{[ promptMessage ]}

Bookmark it

{[ promptMessage ]}

POL202(9) Handout - POL 202(9 The Asia-Pacific Security...

Info iconThis preview shows pages 1–3. Sign up to view the full content.

View Full Document Right Arrow Icon
POL 202 (9): The Asia-Pacific Security Order During and After the Cold War The U.S.-Japan Security Treaty, signed between Japan and the U.S. in 1951, has been bedrock of military security in the Asia-Pacific region. This treaty allowed the U.S. to station troops on Japanese soil Japan’s post-war diplomacy rested on the so-called Yoshida Doctrine, named after Prime Minister Yoshida Shigeru (1946-47 and 1948-54). The main aims of the doctrine were: 1) all available resources and energy should be devoted to economic recovery and development, and 2) Japan should rely entirely on the U.S. in defense and foreign policy The major implication of the Yoshida Doctrine was the economics should be separated from politics. Japan’s economy, with U.S. advice, capital and technology in the early post-war years, was to develop as quickly as possible without Japan having to worry about its security. However, as Japan approaches the status of an economic superpower, and with the disappearance of the Soviet threat, the U.S. is requesting that Japan gets involved in more “burden sharing” The Sino-Soviet alliance in 1950s turned into the Sino-Soviet split in 1960s. The Chinese leadership had opposed “peaceful coexistence” between the Soviet Union and the U.S. since 1956, and resented the failure of Soviet leadership to support China in its bid to attack Taiwan in 1958 After border clashes between China and USSR in 1969, U.S.-China relations improved, with U.S. Secretary of State Henry Kissinger visiting Beijing in 1971, the year the People’s Republic of China (PRC) entered the United Nations, and U.S. President Richard Nixon coming in 1972. The U.S. switched diplomatic recognition from the Republic of China (ROC) on Taiwan to the PRC in 1979 After Vietnam invaded Cambodia in late 1978, both China and the U.S., together with the Association of Southeast Asian Nations (ASEAN), supported the Cambodian resistance, which ultimately forced the Vietnamese to withdraw in 1989 Potential hot-spots and troublesome issues in post - Cold War regional security : The end of the Cold War and the break up of the Soviet Union has removed the threat of a nuclear war between the U.S. and the USSR. This has made limited conflicts between states in the East Asian region seem more possible because regional conflicts will not result in superpower confrontation 1
Background image of page 1

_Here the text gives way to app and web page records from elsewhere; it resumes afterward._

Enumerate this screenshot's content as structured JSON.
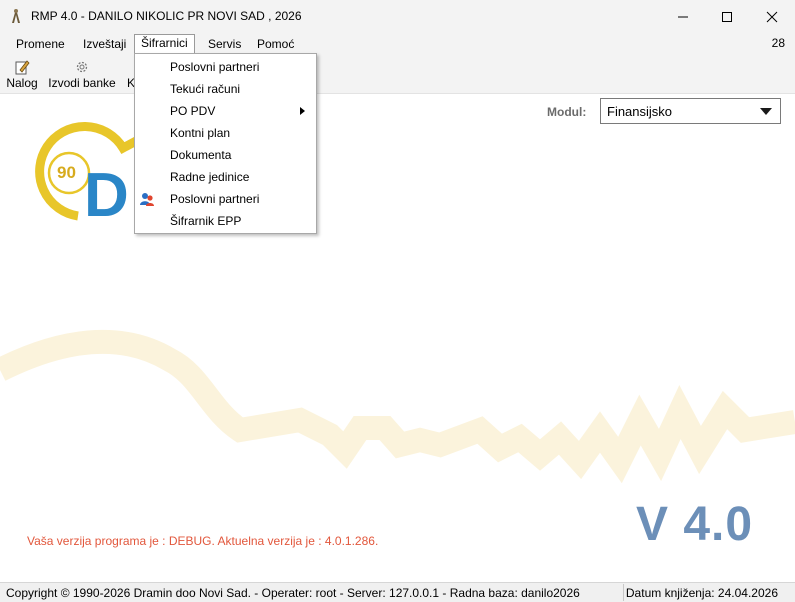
{
  "window": {
    "title": "RMP 4.0 - DANILO NIKOLIC PR NOVI SAD , 2026",
    "controls": [
      "minimize",
      "maximize",
      "close"
    ]
  },
  "menubar": {
    "items": [
      {
        "label": "Promene"
      },
      {
        "label": "Izveštaji"
      },
      {
        "label": "Šifrarnici",
        "active": true
      },
      {
        "label": "Servis"
      },
      {
        "label": "Pomoć"
      }
    ],
    "counter": "28"
  },
  "toolbar": {
    "items": [
      {
        "label": "Nalog",
        "icon": "pencil-document-icon"
      },
      {
        "label": "Izvodi banke",
        "icon": "gear-icon"
      },
      {
        "label": "K",
        "icon": "none"
      }
    ]
  },
  "dropdown": {
    "items": [
      {
        "label": "Poslovni partneri"
      },
      {
        "label": "Tekući računi"
      },
      {
        "label": "PO PDV",
        "has_submenu": true
      },
      {
        "label": "Kontni plan"
      },
      {
        "label": "Dokumenta"
      },
      {
        "label": "Radne jedinice"
      },
      {
        "label": "Poslovni partneri",
        "icon": "users-icon"
      },
      {
        "label": "Šifrarnik EPP"
      }
    ]
  },
  "modul": {
    "label": "Modul:",
    "value": "Finansijsko"
  },
  "logo": {
    "badge": "90",
    "text": "D"
  },
  "version": {
    "big": "V 4.0",
    "note": "Vaša verzija programa je : DEBUG. Aktuelna verzija je : 4.0.1.286."
  },
  "status": {
    "left": "Copyright © 1990-2026 Dramin doo Novi Sad. - Operater: root - Server: 127.0.0.1 - Radna baza: danilo2026",
    "right": "Datum knjiženja: 24.04.2026"
  },
  "colors": {
    "chrome_bg": "#f3f3f3",
    "version_blue": "#6c8fb8",
    "debug_red": "#e2573c",
    "logo_gold": "#e8c62a",
    "logo_blue": "#2a86c7",
    "watermark": "#fbf3dc"
  }
}
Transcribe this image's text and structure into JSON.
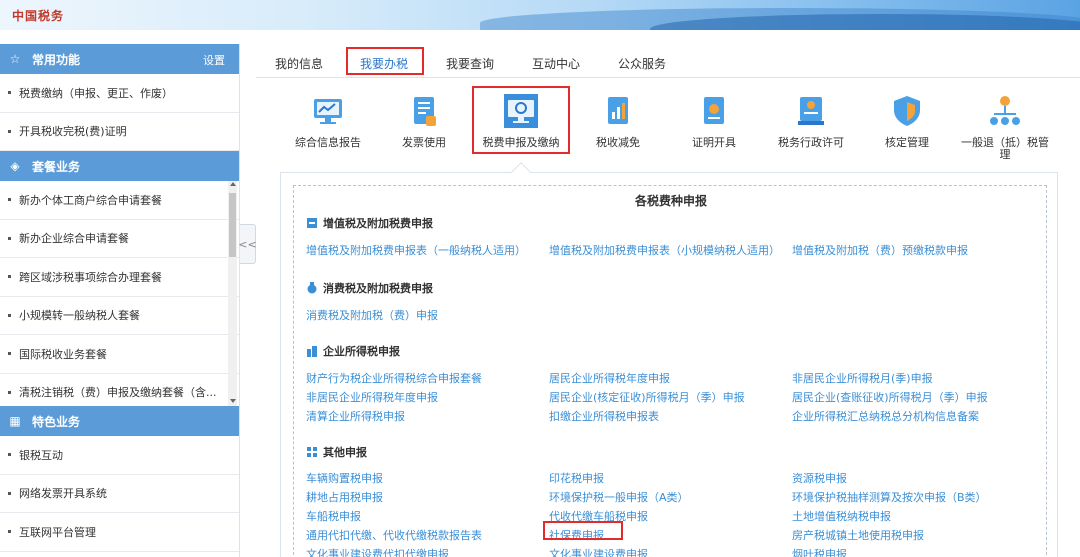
{
  "banner": {
    "logo": "中国税务"
  },
  "sidebar": {
    "common": {
      "title": "常用功能",
      "settings": "设置",
      "items": [
        "税费缴纳（申报、更正、作废）",
        "开具税收完税(费)证明"
      ]
    },
    "package": {
      "title": "套餐业务",
      "items": [
        "新办个体工商户综合申请套餐",
        "新办企业综合申请套餐",
        "跨区域涉税事项综合办理套餐",
        "小规模转一般纳税人套餐",
        "国际税收业务套餐",
        "清税注销税（费）申报及缴纳套餐（含..."
      ]
    },
    "special": {
      "title": "特色业务",
      "items": [
        "银税互动",
        "网络发票开具系统",
        "互联网平台管理"
      ]
    },
    "collapse": "<<"
  },
  "tabs": [
    "我的信息",
    "我要办税",
    "我要查询",
    "互动中心",
    "公众服务"
  ],
  "functions": [
    {
      "label": "综合信息报告",
      "icon": "report-icon"
    },
    {
      "label": "发票使用",
      "icon": "invoice-icon"
    },
    {
      "label": "税费申报及缴纳",
      "icon": "tax-declare-icon"
    },
    {
      "label": "税收减免",
      "icon": "tax-relief-icon"
    },
    {
      "label": "证明开具",
      "icon": "certificate-icon"
    },
    {
      "label": "税务行政许可",
      "icon": "license-icon"
    },
    {
      "label": "核定管理",
      "icon": "shield-icon"
    },
    {
      "label": "一般退（抵）税管理",
      "icon": "refund-icon"
    }
  ],
  "panel": {
    "title": "各税费种申报",
    "categories": [
      {
        "name": "增值税及附加税费申报",
        "links": [
          "增值税及附加税费申报表（一般纳税人适用）",
          "增值税及附加税费申报表（小规模纳税人适用）",
          "增值税及附加税（费）预缴税款申报"
        ]
      },
      {
        "name": "消费税及附加税费申报",
        "links": [
          "消费税及附加税（费）申报"
        ]
      },
      {
        "name": "企业所得税申报",
        "links": [
          "财产行为税企业所得税综合申报套餐",
          "居民企业所得税年度申报",
          "非居民企业所得税月(季)申报",
          "非居民企业所得税年度申报",
          "居民企业(核定征收)所得税月（季）申报",
          "居民企业(查账征收)所得税月（季）申报",
          "清算企业所得税申报",
          "扣缴企业所得税申报表",
          "企业所得税汇总纳税总分机构信息备案"
        ]
      },
      {
        "name": "其他申报",
        "links": [
          "车辆购置税申报",
          "印花税申报",
          "资源税申报",
          "耕地占用税申报",
          "环境保护税一般申报（A类）",
          "环境保护税抽样测算及按次申报（B类）",
          "车船税申报",
          "代收代缴车船税申报",
          "土地增值税纳税申报",
          "通用代扣代缴、代收代缴税款报告表",
          "社保费申报",
          "房产税城镇土地使用税申报",
          "文化事业建设费代扣代缴申报",
          "文化事业建设费申报",
          "烟叶税申报"
        ]
      }
    ]
  },
  "colors": {
    "accent": "#2a77cc",
    "link": "#3b8fd6",
    "sidebar_head": "#5a9bd8",
    "highlight": "#e32b2b"
  }
}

Info iconThis preview has intentionally blurred sections. Sign up to view the full version.

View Full Document Right Arrow Icon
Three areas of potential instability in the East Asian–Western Pacific region are i) the De- Militarized Zone (DMZ) between North and South Korea; ii) the Taiwan Strait; and iii) the dispute over the Spratly (Nansha) and other islands in the South China Sea between the PRC, Vietnam, the Philippines, Malaysia, Brunei and Taiwan Because of differences over Taiwan and over political ideology and security outlook between the U.S. and China, China fears U.S. dominance of the region, and its tendency to impose its democratic values and economic agenda on East Asian countries, while the U.S. fears that a rising China would in future challenge its dominance in the region. A U.S.-China confrontation would
Background image of page 2
Image of page 3
This is the end of the preview. Sign up to access the rest of the document.

{[ snackBarMessage ]}